_Activity_
Going through the entries below, count each line containing the word "this". Report the number only.

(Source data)
# # # #

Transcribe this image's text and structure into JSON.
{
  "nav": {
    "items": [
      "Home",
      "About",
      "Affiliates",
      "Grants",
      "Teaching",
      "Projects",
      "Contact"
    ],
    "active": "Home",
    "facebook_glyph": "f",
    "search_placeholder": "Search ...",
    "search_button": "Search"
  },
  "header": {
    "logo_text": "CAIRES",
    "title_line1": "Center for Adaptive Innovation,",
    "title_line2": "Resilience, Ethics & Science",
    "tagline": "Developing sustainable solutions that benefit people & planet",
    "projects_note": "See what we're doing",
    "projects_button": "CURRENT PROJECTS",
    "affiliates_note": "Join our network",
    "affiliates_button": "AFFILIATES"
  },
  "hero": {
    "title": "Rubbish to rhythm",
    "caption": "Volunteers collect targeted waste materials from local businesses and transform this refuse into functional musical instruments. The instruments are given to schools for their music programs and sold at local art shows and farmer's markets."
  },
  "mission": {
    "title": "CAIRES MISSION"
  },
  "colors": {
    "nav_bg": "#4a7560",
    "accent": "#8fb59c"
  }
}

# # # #

_Output_
2